7Musculoskeletal Disorders … are chronic disorders involving muscles, tendon and nerves…can be caused by or aggravated by various risk factors e.g.repetitive motionforceful exertionawkward postureenvironmental factors.
9Chair What to look for in a good chair… Back rest easily adjustable in height and angleprovides lumbar supportwidth is appropriate for the individual userseat depth is well fitted or adjustablefive star castor base for stabilitybreathable fabric.
10Work Surface/DeskFrequently used items (keyboard, mouse, phone) should be located in the ‘usual work’ area.Other items used should be located in the ‘occasional work’ area.‘Non-working’ area should contain items that are stored / referenced occasionally.
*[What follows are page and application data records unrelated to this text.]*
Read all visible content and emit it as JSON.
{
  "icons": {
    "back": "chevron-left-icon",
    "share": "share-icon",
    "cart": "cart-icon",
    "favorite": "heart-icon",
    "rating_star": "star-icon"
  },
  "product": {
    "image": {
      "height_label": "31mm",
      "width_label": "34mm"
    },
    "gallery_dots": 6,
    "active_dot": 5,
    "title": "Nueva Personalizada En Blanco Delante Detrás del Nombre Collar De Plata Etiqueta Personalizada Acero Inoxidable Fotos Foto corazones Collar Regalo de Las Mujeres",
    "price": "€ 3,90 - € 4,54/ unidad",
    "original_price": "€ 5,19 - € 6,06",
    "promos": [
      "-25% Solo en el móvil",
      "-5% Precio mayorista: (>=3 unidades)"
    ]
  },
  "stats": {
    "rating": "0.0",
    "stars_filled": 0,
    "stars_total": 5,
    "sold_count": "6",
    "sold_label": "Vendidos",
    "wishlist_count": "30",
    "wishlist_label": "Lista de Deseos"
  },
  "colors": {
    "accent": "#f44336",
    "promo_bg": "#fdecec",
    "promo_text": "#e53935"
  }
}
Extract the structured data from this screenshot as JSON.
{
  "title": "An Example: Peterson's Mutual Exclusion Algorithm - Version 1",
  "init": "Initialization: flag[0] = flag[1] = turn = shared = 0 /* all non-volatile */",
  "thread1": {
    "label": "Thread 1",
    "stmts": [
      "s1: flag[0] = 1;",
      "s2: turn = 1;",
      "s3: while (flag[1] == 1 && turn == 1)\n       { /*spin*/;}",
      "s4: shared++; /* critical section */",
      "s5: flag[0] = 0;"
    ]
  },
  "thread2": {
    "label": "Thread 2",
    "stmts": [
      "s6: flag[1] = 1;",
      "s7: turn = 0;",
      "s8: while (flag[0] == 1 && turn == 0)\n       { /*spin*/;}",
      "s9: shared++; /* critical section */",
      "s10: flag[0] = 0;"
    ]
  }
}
Change posture (e.g. stand if necessary) to retrieve these items to avoid over reaching.
11Keyboard Keyboard should be 6 - 7 cm from the edge of desk Keyboard should lie flat or negatively inclinedShort breaks of seconds to relax handsChange activity after extended periods of keying11
12Mouse Position the mouse at the same level as the keyboard Changing the hand you use to control the mouse provides some variation for musclesUse key shortcuts where possible
13Computer MonitorPosition the monitor at least an arm’s length from youThe monitor should be directly in front of you and your keyboardPosition the top of the monitor just below eye level and tilt approximately 15 degreesThese parameters will differ dependent on individual vision and comfort
14Laptops Use the same principles as for your workstation Docking stations or a separate keyboard and mouse are options to assist achieve these principles
15Accessories Document Holder Palm Rest/Wrist Support Telephone situated either directly between keyboard and monitor or to the side of monitor (at the same height as the screen)Palm Rest/Wrist Supportdesigned to raise the palm and keep wrist in neutral positionshould be used when taking short breaks not whilst keying or using the mouseTelephonekept within easy reachuse a headset if you use the telephone whilst keying or writing
16Lighting/GlareCheck for glare by turning off your monitor when you are seated in your normal position.Use strategies to minimise glare from external or internal sources e.g. window coverings, local lightingPosition your monitor so that your line of sight is parallel to the window
17NoiseOffice noise is generally “annoyance” noise that is distracting and/or interferes with concentration.Rearrange the office layout so the noise generating activity or equipment is separated from quiet tasksClose office doors if numerous people are talking togetherConsider noise when purchasing new equipment - select equipment with low noise output Noise ‘barriers’ can help contain noise to a particular area e.g. fabric covered room dividers placed around a group of work stationsLower the volume settings on telephones including personal mobile phonesConsider co-workers when using radios/playing music at your work stationBe considerate with speaking volume.
18Regular Breaks NO POSTURE IS IDEAL INDEFINITELY Regular breaks from your workstation are MOST importantSmall break every hourFactor breaks into your normal work processChange posture, stand up and move around to relieve stiffness and tension.NO POSTURE IS IDEAL INDEFINITELY
19Workstation Ergonomics Self Assessment What now?Workstation Ergonomics Self Assessment